# Goal of the exercise:
Your answer must be every line of the data below that holds the string "nLock", copied exactly.

BEGIN Data in this exercise

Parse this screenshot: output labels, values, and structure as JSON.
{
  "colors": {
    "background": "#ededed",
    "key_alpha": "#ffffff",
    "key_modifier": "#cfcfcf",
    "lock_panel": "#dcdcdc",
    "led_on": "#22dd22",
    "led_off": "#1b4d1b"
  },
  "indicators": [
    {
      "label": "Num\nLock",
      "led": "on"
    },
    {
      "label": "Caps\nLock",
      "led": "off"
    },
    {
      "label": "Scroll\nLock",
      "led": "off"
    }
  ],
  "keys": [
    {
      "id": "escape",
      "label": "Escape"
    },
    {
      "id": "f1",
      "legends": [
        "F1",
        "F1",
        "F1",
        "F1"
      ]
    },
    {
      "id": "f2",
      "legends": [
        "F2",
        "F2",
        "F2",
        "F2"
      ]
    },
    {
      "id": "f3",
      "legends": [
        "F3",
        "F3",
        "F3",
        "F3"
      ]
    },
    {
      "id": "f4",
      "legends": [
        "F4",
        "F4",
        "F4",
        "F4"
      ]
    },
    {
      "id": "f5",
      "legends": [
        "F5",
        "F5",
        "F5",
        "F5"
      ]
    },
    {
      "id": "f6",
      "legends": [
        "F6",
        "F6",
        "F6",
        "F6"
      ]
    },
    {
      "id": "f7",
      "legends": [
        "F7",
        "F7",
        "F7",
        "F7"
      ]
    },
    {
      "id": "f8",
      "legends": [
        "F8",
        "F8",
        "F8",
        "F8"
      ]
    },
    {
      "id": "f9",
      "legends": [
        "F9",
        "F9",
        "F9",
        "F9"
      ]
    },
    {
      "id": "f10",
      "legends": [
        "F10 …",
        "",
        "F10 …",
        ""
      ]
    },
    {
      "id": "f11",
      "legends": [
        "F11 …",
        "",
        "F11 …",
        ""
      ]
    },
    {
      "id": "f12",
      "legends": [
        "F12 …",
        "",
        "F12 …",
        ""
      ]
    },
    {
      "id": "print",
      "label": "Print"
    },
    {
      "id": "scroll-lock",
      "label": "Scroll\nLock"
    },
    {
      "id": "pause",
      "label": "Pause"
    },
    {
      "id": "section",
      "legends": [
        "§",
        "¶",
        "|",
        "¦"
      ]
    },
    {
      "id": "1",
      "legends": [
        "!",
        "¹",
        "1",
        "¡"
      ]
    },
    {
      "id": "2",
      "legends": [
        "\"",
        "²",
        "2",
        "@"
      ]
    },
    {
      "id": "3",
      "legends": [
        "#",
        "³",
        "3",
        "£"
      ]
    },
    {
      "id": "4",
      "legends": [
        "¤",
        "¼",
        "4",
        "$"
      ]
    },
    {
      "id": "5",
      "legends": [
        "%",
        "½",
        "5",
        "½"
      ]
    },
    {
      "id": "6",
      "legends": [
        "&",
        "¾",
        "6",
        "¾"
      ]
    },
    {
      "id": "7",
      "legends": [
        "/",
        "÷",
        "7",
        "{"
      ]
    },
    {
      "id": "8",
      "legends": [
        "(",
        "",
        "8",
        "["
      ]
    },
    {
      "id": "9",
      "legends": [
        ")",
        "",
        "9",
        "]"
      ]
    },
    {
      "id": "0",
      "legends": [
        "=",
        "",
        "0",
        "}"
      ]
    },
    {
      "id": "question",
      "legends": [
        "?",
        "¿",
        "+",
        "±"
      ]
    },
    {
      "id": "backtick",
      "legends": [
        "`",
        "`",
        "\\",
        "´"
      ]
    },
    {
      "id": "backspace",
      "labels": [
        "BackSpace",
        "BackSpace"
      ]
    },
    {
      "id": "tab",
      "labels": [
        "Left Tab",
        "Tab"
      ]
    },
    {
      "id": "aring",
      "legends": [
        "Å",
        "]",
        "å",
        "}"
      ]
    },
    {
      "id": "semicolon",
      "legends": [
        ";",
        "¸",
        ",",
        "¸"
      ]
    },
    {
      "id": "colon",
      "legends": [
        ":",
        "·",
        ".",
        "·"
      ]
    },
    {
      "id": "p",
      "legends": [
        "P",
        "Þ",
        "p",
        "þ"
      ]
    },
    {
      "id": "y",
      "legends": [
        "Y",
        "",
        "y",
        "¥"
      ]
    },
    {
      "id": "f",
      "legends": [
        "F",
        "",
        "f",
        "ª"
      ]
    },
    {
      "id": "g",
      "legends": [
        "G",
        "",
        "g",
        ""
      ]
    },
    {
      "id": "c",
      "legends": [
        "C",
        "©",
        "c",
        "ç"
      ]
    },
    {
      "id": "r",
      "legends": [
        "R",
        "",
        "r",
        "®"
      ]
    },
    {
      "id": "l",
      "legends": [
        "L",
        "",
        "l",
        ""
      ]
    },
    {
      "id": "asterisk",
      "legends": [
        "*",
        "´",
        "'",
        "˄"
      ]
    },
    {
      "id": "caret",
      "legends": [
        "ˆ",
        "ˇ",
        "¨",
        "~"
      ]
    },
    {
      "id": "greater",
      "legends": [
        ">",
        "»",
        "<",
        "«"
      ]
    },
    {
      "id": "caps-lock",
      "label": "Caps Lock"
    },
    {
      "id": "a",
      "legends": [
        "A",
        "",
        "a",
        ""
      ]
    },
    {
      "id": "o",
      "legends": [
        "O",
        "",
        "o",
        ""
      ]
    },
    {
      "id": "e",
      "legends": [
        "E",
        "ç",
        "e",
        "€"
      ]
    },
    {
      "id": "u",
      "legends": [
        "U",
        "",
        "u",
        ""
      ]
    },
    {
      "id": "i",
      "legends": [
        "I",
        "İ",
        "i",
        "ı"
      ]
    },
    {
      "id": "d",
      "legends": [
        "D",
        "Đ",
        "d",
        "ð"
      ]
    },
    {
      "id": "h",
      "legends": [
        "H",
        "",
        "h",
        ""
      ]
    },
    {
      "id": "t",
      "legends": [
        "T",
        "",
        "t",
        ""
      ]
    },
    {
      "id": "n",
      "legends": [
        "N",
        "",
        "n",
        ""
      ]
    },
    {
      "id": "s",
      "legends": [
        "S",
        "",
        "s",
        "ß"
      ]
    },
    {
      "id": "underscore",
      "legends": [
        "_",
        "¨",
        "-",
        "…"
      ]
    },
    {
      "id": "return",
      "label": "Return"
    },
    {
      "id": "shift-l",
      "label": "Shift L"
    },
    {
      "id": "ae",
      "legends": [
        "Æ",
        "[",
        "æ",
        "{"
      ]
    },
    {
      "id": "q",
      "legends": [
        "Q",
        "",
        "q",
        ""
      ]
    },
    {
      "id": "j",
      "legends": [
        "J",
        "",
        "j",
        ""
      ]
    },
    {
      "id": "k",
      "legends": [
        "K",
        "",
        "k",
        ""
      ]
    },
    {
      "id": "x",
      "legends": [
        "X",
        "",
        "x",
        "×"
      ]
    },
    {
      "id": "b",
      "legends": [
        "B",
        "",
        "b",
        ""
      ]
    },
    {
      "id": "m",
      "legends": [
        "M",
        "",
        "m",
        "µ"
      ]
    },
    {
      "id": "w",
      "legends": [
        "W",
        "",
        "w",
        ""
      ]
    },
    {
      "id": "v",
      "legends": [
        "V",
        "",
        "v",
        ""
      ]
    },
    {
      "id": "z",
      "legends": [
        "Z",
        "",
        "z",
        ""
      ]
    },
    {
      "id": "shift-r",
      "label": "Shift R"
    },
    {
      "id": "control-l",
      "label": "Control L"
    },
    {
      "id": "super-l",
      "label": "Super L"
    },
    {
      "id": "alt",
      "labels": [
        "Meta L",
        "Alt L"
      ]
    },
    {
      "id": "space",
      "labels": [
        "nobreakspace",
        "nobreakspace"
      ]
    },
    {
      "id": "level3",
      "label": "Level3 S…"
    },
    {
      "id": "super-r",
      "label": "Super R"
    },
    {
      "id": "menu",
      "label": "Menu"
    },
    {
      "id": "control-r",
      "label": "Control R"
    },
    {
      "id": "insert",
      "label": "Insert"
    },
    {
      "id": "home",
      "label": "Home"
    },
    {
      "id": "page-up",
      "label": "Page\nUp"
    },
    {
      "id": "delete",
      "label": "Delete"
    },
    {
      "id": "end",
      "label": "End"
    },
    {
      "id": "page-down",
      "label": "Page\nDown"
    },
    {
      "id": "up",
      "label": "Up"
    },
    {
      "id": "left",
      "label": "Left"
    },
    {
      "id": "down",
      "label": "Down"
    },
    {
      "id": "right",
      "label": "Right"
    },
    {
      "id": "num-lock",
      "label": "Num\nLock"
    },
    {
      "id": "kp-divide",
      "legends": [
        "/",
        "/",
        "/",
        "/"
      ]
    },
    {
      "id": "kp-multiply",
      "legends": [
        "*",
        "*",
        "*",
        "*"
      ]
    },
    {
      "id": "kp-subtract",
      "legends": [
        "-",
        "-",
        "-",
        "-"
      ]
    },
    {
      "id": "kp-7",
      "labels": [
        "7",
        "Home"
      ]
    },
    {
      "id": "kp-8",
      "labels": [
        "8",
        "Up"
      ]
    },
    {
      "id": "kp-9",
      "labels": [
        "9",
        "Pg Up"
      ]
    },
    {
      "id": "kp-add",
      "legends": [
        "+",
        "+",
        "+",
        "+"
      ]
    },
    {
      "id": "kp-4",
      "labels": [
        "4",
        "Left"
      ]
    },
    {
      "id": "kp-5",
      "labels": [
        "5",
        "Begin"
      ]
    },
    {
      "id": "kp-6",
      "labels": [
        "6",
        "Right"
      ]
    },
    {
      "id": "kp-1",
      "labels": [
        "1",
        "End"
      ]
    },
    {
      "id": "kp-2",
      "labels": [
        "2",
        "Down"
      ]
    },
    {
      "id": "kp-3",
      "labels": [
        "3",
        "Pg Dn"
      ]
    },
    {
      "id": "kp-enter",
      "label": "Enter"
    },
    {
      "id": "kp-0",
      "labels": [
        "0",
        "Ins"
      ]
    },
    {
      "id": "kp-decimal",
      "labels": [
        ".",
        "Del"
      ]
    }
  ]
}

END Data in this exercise

# Result of this task:
      "label": "Num\nLock",
      "label": "Caps\nLock",
      "label": "Scroll\nLock",
      "label": "Scroll\nLock"
      "label": "Num\nLock"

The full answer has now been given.